The Boundary Waters

An example of stewardship

Stewardship of the Earth is an important facet of our Lutheran faith. Often this
stewardship takes many years to accomplish and builds on the work of those
who came before us. Such is the case with the protection of the Boundary
Waters Canoe Area Wilderness (BWCAW) in northeastern Minnesota.

Thirty years ago this October, Congress passed and President Jimmy Carter
signed the 1978 BWCAW Act. This desperately-needed law provided
important protections for the BWCAW, but left some unfinished work still
needed to protect the canoe country for future generations.

Led by Representatives Donald Fraser (D-MN), Bruce Vento (D-MN), and
Philip Burton (D-CA), Congress eventually passed the 1978 law after a
number of weakening compromises made in both the House and Senate. This
law ended logging in the BWCA (and protected the remaining 540,000 acres
of unlogged forest), reduced (but did not eliminate) motorboat use, phased
out snowmobiling (except for two short access routes to Canadian
properties), tightly restricted mining within the Boundary Waters and
established a BWCA Mining Protection Area outside the Wilderness, expanded
the area by about 68,000 acres in key additions like the Hegman Lakes and
Brule Lake, and officially added “Wilderness” to the area’s name.

Though the new protections in the 1978 law were significant, they did not
provide safeguards from all problems or threats to the area’s wilderness
character. About 21 percent of the area’s water surface area still remains
open to roaring motorboats. Jeeps and ATVs continue to drive across two
wilderness portages. Climate change may dramatically change the ecosystem
of the canoe country. Natural processes like fire are still not allowed to fully
function unmanipulated by humankind. Heavy visitation at times threatens
the area’s solitude and wilderness character. Illegal motorboat and
snowmobile use still occurs. The remaining roadless areas in the Superior
National Forest, most of them along the periphery of the BWCAW, are
threatened with road-building and logging. And mining was not absolutely
forbidden in the BWCAW, with new proposed sulfide mining projects just
outside the Boundary Waters posing major threats to the area.

In northeastern Minnesota, a whole series of proposed sulfide mining
projects is being developed. The ore sought by developers is copper, nickel,
and precious metals like gold, platinum, and palladium. But the ore bodies
are found in sulfide-bearing rock, and these projects pose potentially
devastating impacts on water quality and the environment because they can
produce acid mine drainage.

Acid mine drainage has occurred from every other sulfide mine in the entire
country.
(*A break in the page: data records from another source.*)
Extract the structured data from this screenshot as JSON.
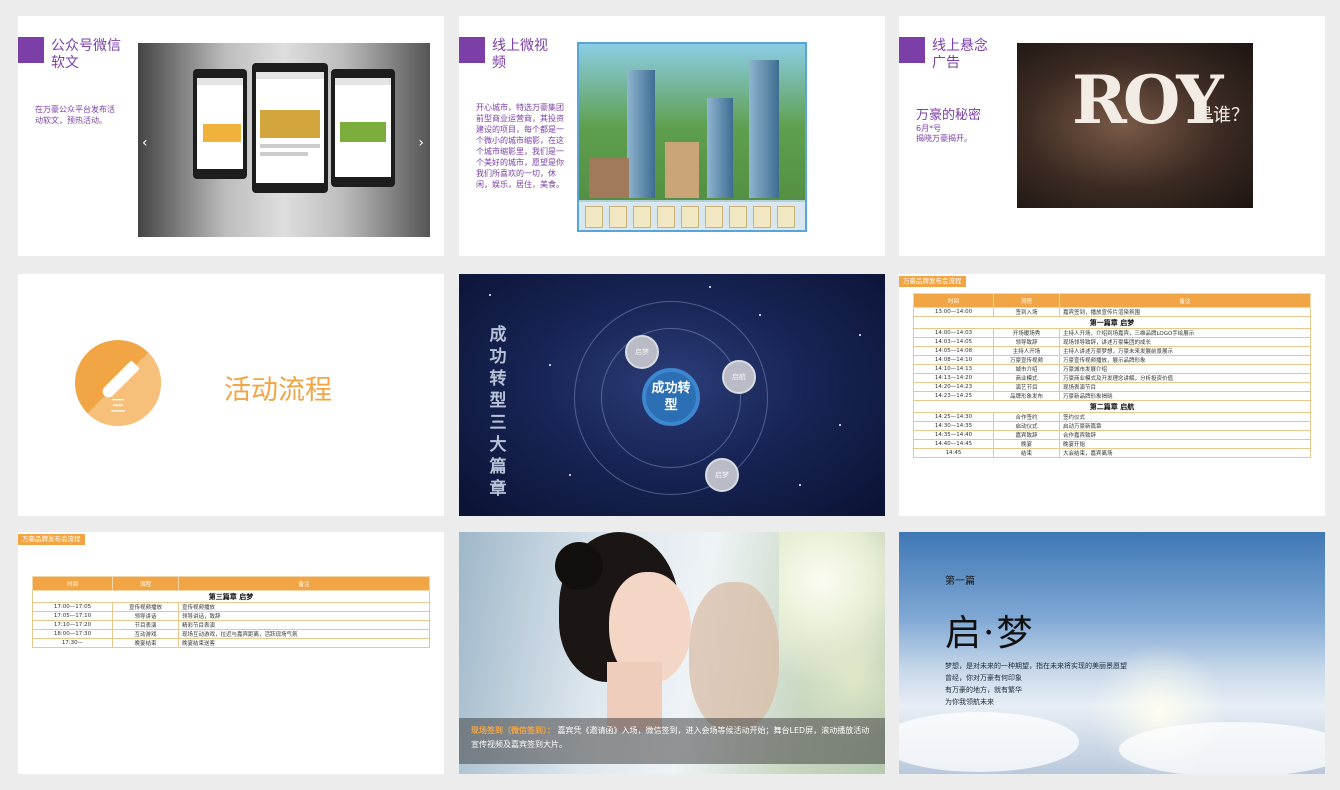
{
  "slide1": {
    "title": "公众号微信软文",
    "body": "在万豪公众平台发布活动软文，预热活动。"
  },
  "slide2": {
    "title": "线上微视频",
    "body": "开心城市，特选万豪集团前型商业运营商，其投资建设的项目，每个都是一个微小的城市缩影，在这个城市缩影里，我们是一个美好的城市，愿望是你我们所喜欢的一切，休闲，娱乐，居住，美食。"
  },
  "slide3": {
    "title": "线上悬念广告",
    "subtitle": "万豪的秘密",
    "body_line1": "6月*号",
    "body_line2": "揭晓万豪揭开。",
    "ad_text": "ROY",
    "ad_question": "是谁？"
  },
  "slide4": {
    "title": "活动流程",
    "icon_glyph": "三"
  },
  "slide5": {
    "vertical_title": "成功转型三大篇章",
    "center_label": "成功转型",
    "nodes": [
      "启梦",
      "启航",
      "启梦"
    ]
  },
  "slide6": {
    "tag": "万豪品牌发布会流程",
    "headers": [
      "时间",
      "流程",
      "备注"
    ],
    "rows": [
      {
        "type": "row",
        "time": "13:00—14:00",
        "step": "签到入场",
        "note": "嘉宾签到，播放宣传片渲染氛围"
      },
      {
        "type": "section",
        "label": "第一篇章  启梦"
      },
      {
        "type": "row",
        "time": "14:00—14:03",
        "step": "开场暖场秀",
        "note": "主持人开场，介绍到场嘉宾，三维品牌LOGO手绘展示"
      },
      {
        "type": "row",
        "time": "14:03—14:05",
        "step": "领导致辞",
        "note": "现场领导致辞，讲述万豪集团的成长"
      },
      {
        "type": "row",
        "time": "14:05—14:08",
        "step": "主持人开场",
        "note": "主持人讲述万豪梦想，万豪未来发展前景展示"
      },
      {
        "type": "row",
        "time": "14:08—14:10",
        "step": "万豪宣传视频",
        "note": "万豪宣传视频播放，展示品牌形象"
      },
      {
        "type": "row",
        "time": "14:10—14:13",
        "step": "城市介绍",
        "note": "万豪城市发展介绍"
      },
      {
        "type": "row",
        "time": "14:13—14:20",
        "step": "商业模式",
        "note": "万豪商业模式及开发理念讲解，分析投资价值"
      },
      {
        "type": "row",
        "time": "14:20—14:23",
        "step": "演艺节目",
        "note": "现场表演节目"
      },
      {
        "type": "row",
        "time": "14:23—14:25",
        "step": "品牌形象发布",
        "note": "万豪新品牌形象揭晓"
      },
      {
        "type": "section",
        "label": "第二篇章  启航"
      },
      {
        "type": "row",
        "time": "14:25—14:30",
        "step": "合作签约",
        "note": "签约仪式"
      },
      {
        "type": "row",
        "time": "14:30—14:35",
        "step": "启动仪式",
        "note": "启动万豪新篇章"
      },
      {
        "type": "row",
        "time": "14:35—14:40",
        "step": "嘉宾致辞",
        "note": "合作嘉宾致辞"
      },
      {
        "type": "row",
        "time": "14:40—14:45",
        "step": "晚宴",
        "note": "晚宴开始"
      },
      {
        "type": "row",
        "time": "14:45",
        "step": "结束",
        "note": "大会结束，嘉宾离场"
      }
    ]
  },
  "slide7": {
    "tag": "万豪品牌发布会流程",
    "headers": [
      "时间",
      "流程",
      "备注"
    ],
    "rows": [
      {
        "type": "section",
        "label": "第三篇章  启梦"
      },
      {
        "type": "row",
        "time": "17:00—17:05",
        "step": "宣传视频播放",
        "note": "宣传视频播放"
      },
      {
        "type": "row",
        "time": "17:05—17:10",
        "step": "领导讲话",
        "note": "领导讲话，致辞"
      },
      {
        "type": "row",
        "time": "17:10—17:20",
        "step": "节目表演",
        "note": "精彩节目表演"
      },
      {
        "type": "row",
        "time": "18:00—17:30",
        "step": "互动游戏",
        "note": "现场互动游戏，拉近与嘉宾距离，活跃现场气氛"
      },
      {
        "type": "row",
        "time": "17:30—",
        "step": "晚宴结束",
        "note": "晚宴结束送客"
      }
    ]
  },
  "slide8": {
    "caption_highlight": "现场签到（微信签到）：",
    "caption_text": "嘉宾凭《邀请函》入场，微信签到，进入会场等候活动开始；舞台LED屏，滚动播放活动宣传视频及嘉宾签到大片。"
  },
  "slide9": {
    "subtitle": "第一篇",
    "title": "启·梦",
    "lines": [
      "梦想，是对未来的一种期望，指在未来将实现的美丽景愿望",
      "曾经，你对万豪有何印象",
      "有万豪的地方，就有繁华",
      "为你我领航未来"
    ]
  }
}
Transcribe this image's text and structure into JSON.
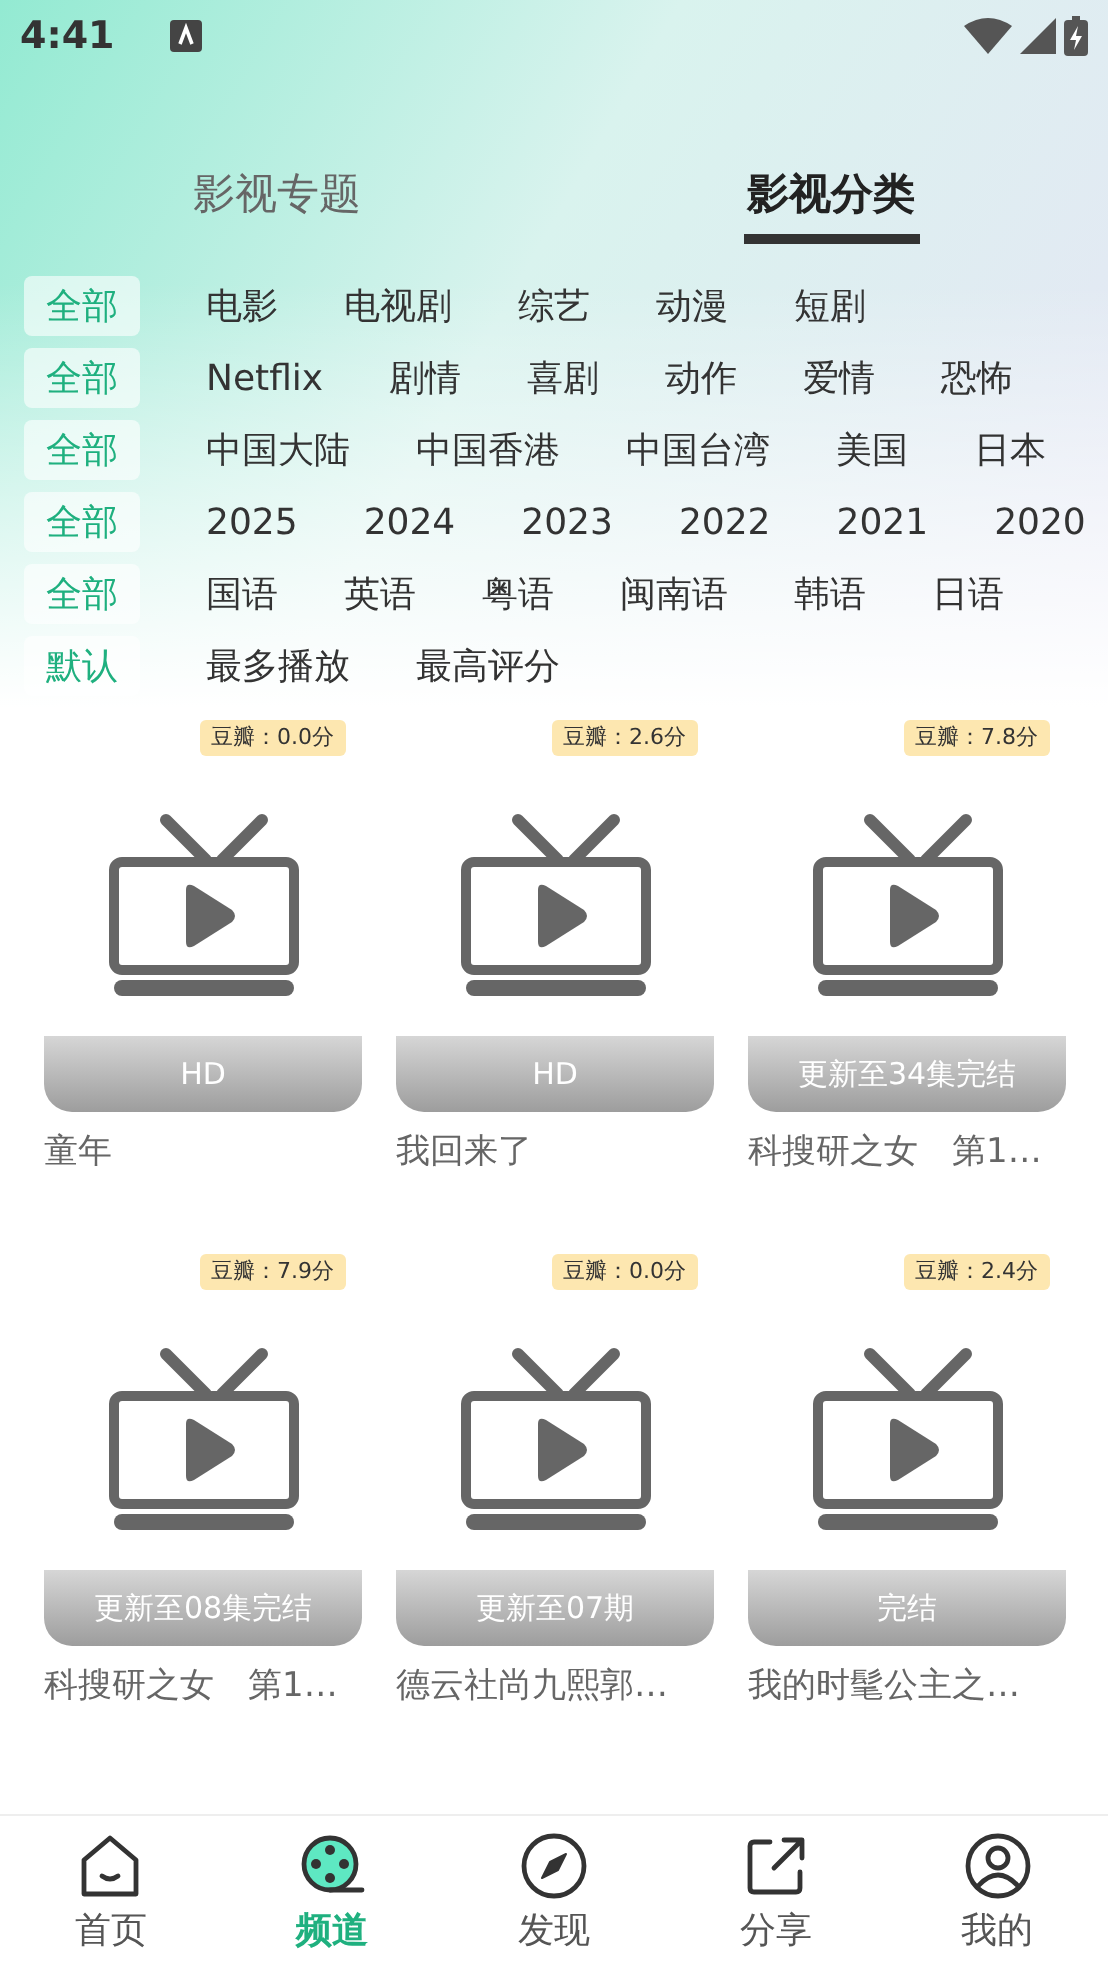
{
  "status_bar": {
    "time": "4:41"
  },
  "tabs": [
    {
      "label": "影视专题",
      "selected": false
    },
    {
      "label": "影视分类",
      "selected": true
    }
  ],
  "filters": [
    {
      "options": [
        {
          "label": "全部",
          "selected": true
        },
        {
          "label": "电影",
          "selected": false
        },
        {
          "label": "电视剧",
          "selected": false
        },
        {
          "label": "综艺",
          "selected": false
        },
        {
          "label": "动漫",
          "selected": false
        },
        {
          "label": "短剧",
          "selected": false
        }
      ]
    },
    {
      "options": [
        {
          "label": "全部",
          "selected": true
        },
        {
          "label": "Netflix",
          "selected": false
        },
        {
          "label": "剧情",
          "selected": false
        },
        {
          "label": "喜剧",
          "selected": false
        },
        {
          "label": "动作",
          "selected": false
        },
        {
          "label": "爱情",
          "selected": false
        },
        {
          "label": "恐怖",
          "selected": false
        }
      ]
    },
    {
      "options": [
        {
          "label": "全部",
          "selected": true
        },
        {
          "label": "中国大陆",
          "selected": false
        },
        {
          "label": "中国香港",
          "selected": false
        },
        {
          "label": "中国台湾",
          "selected": false
        },
        {
          "label": "美国",
          "selected": false
        },
        {
          "label": "日本",
          "selected": false
        }
      ]
    },
    {
      "options": [
        {
          "label": "全部",
          "selected": true
        },
        {
          "label": "2025",
          "selected": false
        },
        {
          "label": "2024",
          "selected": false
        },
        {
          "label": "2023",
          "selected": false
        },
        {
          "label": "2022",
          "selected": false
        },
        {
          "label": "2021",
          "selected": false
        },
        {
          "label": "2020",
          "selected": false
        }
      ]
    },
    {
      "options": [
        {
          "label": "全部",
          "selected": true
        },
        {
          "label": "国语",
          "selected": false
        },
        {
          "label": "英语",
          "selected": false
        },
        {
          "label": "粤语",
          "selected": false
        },
        {
          "label": "闽南语",
          "selected": false
        },
        {
          "label": "韩语",
          "selected": false
        },
        {
          "label": "日语",
          "selected": false
        }
      ]
    },
    {
      "options": [
        {
          "label": "默认",
          "selected": true
        },
        {
          "label": "最多播放",
          "selected": false
        },
        {
          "label": "最高评分",
          "selected": false
        }
      ]
    }
  ],
  "videos": [
    {
      "rating": "豆瓣：0.0分",
      "status": "HD",
      "title": "童年"
    },
    {
      "rating": "豆瓣：2.6分",
      "status": "HD",
      "title": "我回来了"
    },
    {
      "rating": "豆瓣：7.8分",
      "status": "更新至34集完结",
      "title": "科搜研之女　第1…"
    },
    {
      "rating": "豆瓣：7.9分",
      "status": "更新至08集完结",
      "title": "科搜研之女　第1…"
    },
    {
      "rating": "豆瓣：0.0分",
      "status": "更新至07期",
      "title": "德云社尚九熙郭…"
    },
    {
      "rating": "豆瓣：2.4分",
      "status": "完结",
      "title": "我的时髦公主之…"
    }
  ],
  "bottom_nav": [
    {
      "label": "首页",
      "selected": false,
      "kind": "home"
    },
    {
      "label": "频道",
      "selected": true,
      "kind": "channel"
    },
    {
      "label": "发现",
      "selected": false,
      "kind": "discover"
    },
    {
      "label": "分享",
      "selected": false,
      "kind": "share"
    },
    {
      "label": "我的",
      "selected": false,
      "kind": "profile"
    }
  ]
}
The acid that leaches from waste rock piles or underground mines
can leach for decades, perhaps forever. This kind of mining is very different
from the iron ore and taconite mining operations elsewhere in northeastern
Minnesota.

The state and federal governments are now preparing a draft environmental
impact statement to look at potential impacts of the first project in line, a
large open-pit strip mine proposed by PolyMet between Hoyt Lakes and
Babbitt. (Franconia’s project is probably the next in line, likely to propose a
sulfide mining operation underneath Birch Lake, which lies within the
watershed of the BWCAW.) But the U.S. Forest Service owns about 6,700 acres
of land that the company wants. PolyMet, however, doesn’t want to deal with
the Forest Service as a landlord, and is too impatient to conduct a land
exchange process, the normal method for resolving situations like this.

Unfortunately, Minnesota’s two U.S. Senators, Amy Klobuchar (D-MN) and
Norm Coleman (R-MN), and Rep. Jim Oberstar (D-MN) have introduced bills
in Congress at PolyMet’s behest to bypass the land exchange process and the
accompanying analysis that an exchange would require. Their bills, S. 3411
and H.R. 4292, would direct the Forest Service to sell the land outright to
PolyMet, avoid the review that would come with a land exchange process, and
grease the skids for the development of this huge strip mine.

So as we celebrate 30 years of increased wilderness protections for the
BWCAW, let’s not forget the unfinished work that lies ahead if we are to pass
down a truly protected wilderness legacy to future generations. As part of this
unfinished work, we must be vigilant in protecting our public lands and
waters like the BWCAW from the potentially devastating impacts of sulfide
mining.

Kevin Proescholdt is a member of Holy Trinity Lutheran Church in
Minneapolis, and directs the Wilderness and Public Lands Program for the
Izaak Walton League of America. A former BWCAW guide, he helped pass the
1978 law through Congress and co-authored the definitive book on that
struggle, Troubled Waters: The Fight for the Boundary Waters Canoe Area
Wilderness.